The Daily Item – Lynn, MA
How do you weave the fabric of a community into a tapestry of its triumphs and tragedies? Answer: One stitch at a time, which is what Thor Jourgensen has been doing for 27 years as a reporter for The Daily Item in Lynn, Massachusetts.
Thor is, by any definition a community-oriented reporter committed to giving a voice to residents throughout the Greater Lynn area. His early mentors in the business impressed upon him the importance of stepping aside as a writer and letting the people on whom he reported tell their story. He consistently applies those words of wisdom as he works to craft stories around people who are passionate about their community and the issues each faces.
Thor has not told one person’s story once and then moved on to the next headline or topical issue. He has written about the people who built Lynn, like the Migliaccio family’s three generations, from the immigrant who built a new life in Lynn to the sons who committed their teen years and 20s to carrying on a family legacy through their local florist business.
When he told the story of a Guatemalan congregation rebuilding a giant brick church in Lynn’s center, it was only after telling the stories of Jewish Americans who made the church a temple and brought it to its most glorious heights.
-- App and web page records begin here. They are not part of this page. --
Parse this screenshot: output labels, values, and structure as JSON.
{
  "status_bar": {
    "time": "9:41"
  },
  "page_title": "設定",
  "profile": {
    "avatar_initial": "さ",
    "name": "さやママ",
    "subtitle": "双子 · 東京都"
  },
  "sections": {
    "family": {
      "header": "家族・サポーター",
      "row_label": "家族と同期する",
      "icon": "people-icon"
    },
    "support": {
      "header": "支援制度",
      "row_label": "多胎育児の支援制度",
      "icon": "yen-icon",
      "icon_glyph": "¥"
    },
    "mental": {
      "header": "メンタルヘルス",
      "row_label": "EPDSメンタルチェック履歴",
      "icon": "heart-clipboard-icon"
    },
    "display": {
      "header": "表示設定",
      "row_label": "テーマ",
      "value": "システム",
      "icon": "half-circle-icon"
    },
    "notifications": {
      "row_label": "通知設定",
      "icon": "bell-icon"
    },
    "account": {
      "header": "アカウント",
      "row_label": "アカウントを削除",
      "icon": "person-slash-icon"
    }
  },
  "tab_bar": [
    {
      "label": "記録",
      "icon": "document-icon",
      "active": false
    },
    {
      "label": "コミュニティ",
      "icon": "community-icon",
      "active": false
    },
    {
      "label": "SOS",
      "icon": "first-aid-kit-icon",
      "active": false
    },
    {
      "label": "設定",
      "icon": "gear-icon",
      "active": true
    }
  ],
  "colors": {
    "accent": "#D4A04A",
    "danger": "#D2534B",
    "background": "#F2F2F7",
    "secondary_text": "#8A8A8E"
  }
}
In decades spent reporting on Lynn and surrounding communities, Thor told the story of Lynn’s residents, knitting together tales of struggle and promise. He has repeatedly written about local veterans, like the woman whose face was the last one American soldiers saw before they died on a remote Pacific island. When a national veterans’ organization marked a milestone, Thor made sure the accomplishment could be seen by Item readers on the face of a local Afghan war veteran.
He told the story 20 years ago of a Lynn woman who turned terror at the hands of an abuser into founding an organization providing safe haven to abused women. In 2003, Portal to Hope and the Massachusetts Legislature honored Thor’s commitment to domestic violence prevention reporting.
In 2010 when domestic violence claimed a couple’s life, he told their story through a tragic account of how the local court system missed the warning signs of abuse.
No school child’s achievement, no senior’s hobby, no disenfranchised resident’s struggle is too pedestrian for Thor to report on, stitching the story into the tapestry of life in the city he lives and works in. Thor doesn’t just report on the community, he is an active part of the community.
Some of his greatest rewards of the job come from gratitude expressed by subjects of the more difficult stories for his fair and accurate reporting. And sometimes, he says, “thank you” from a parent, or from the subject of one of his human-interest stories, goes a long way.
These are just a few examples of many throughout Thor’s three decade-long career that demonstrate his reporting experience, the commitment he has made to community journalism, and his body of work which makes him a most worthy recipient of the Bob Wallack Community Journalism Award.